Coutts SB, Simon JE, Tomanek AI, Barber PA, Chan J, Hudon ME, Mitchell JR, Frayne R, Eliasziw M, Buchan AM, Demchuk AM. Reliability of assessing percentage of diffusion-perfusion mismatch. Stroke. 2003; 34: 1681–1683.
Butcher KS, Parsons MW, Baird TA, Donnan GA, Desmond PM, Tress BM, Davis SM. Perfusion thresholds in acute stroke thrombolysis. Stroke. 2003; 34: 2159–2164.
Kidwell CS, Alger JR, Di Salle F, Starkman S, Villablanca P, Bentson J, Saver JL. Diffusion MRI in patients with transient ischemic attacks. Stroke. 1999; 30: 1174–1180.
We would like to thank Dr Butcher and colleagues for their interest in and comments on our article. We agree that there are many methods for perfusion map interpretation. They describe a method for mean transit time (MTT) analysis that attempts to reduce interpretation variability by normalizing to the contralateral hemisphere and applying a threshold of 4 seconds. Their technique of using the contralateral side to determine the normal MTT in a particular patient may help reduce interrater variability. However, selection of the contralateral region assumes that the brain is symmetrical.
It is probably premature to discuss standardization of MTT measurements and other perfusion parameters until their significance is fully understood. MTT may have fundamental limitations in that it demonstrates only the region of brain tissue that an occluded artery directly supplies, not the ability of autoregulation or collateral supply to continue to support that tissue. The use of quantified cerebral blood flow, cerebral blood volume, and MTT maps calculated using deconvolution and an arterial input function may give more accurate information about the actual perfusion of affected tissue. However, a comparison between relative measures (specifically peak height and time to peak) and quantified cerebral blood flow maps has found that the 2 methods provide comparable sensitivity and specificity for prognosis of infarct growth.1
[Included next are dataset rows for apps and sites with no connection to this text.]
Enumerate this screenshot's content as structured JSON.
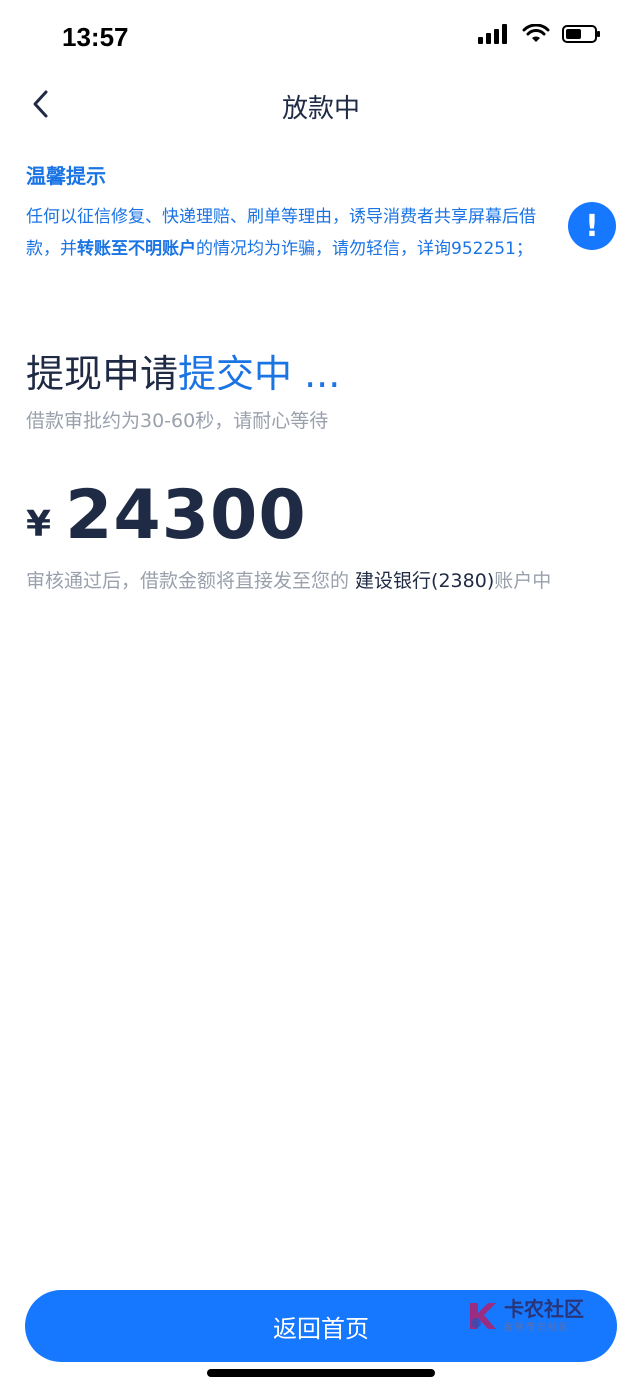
{
  "status_bar": {
    "time": "13:57"
  },
  "nav": {
    "title": "放款中"
  },
  "notice": {
    "title": "温馨提示",
    "text_part1": "任何以征信修复、快递理赔、刷单等理由，诱导消费者共享屏幕后借款，并",
    "text_bold": "转账至不明账户",
    "text_part2": "的情况均为诈骗，请勿轻信，详询952251；",
    "alert_symbol": "!"
  },
  "main": {
    "headline_black": "提现申请",
    "headline_blue": "提交中 ...",
    "sub_text": "借款审批约为30-60秒，请耐心等待",
    "currency": "¥",
    "amount": "24300",
    "pay_info_prefix": "审核通过后，借款金额将直接发至您的 ",
    "pay_info_bank": "建设银行(2380)",
    "pay_info_suffix": "账户中"
  },
  "bottom": {
    "home_button_label": "返回首页",
    "watermark_text": "卡农社区",
    "watermark_sub": "金融借贷社区"
  },
  "colors": {
    "accent": "#1677ff",
    "notice_text": "#1b74e4",
    "dark_text": "#1f2a44",
    "muted_text": "#9aa1ad"
  }
}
Identification of tissue at risk in acute stroke may be improved by acquiring information from multiple MRI parameters and segmentation of gray and white matter2 to derive individual tissue thresholds. Perfusion analysis and interpretation is a rapidly evolving field that shows promise in identifying salvageable ischemic tissue and facilitating treatment decisions.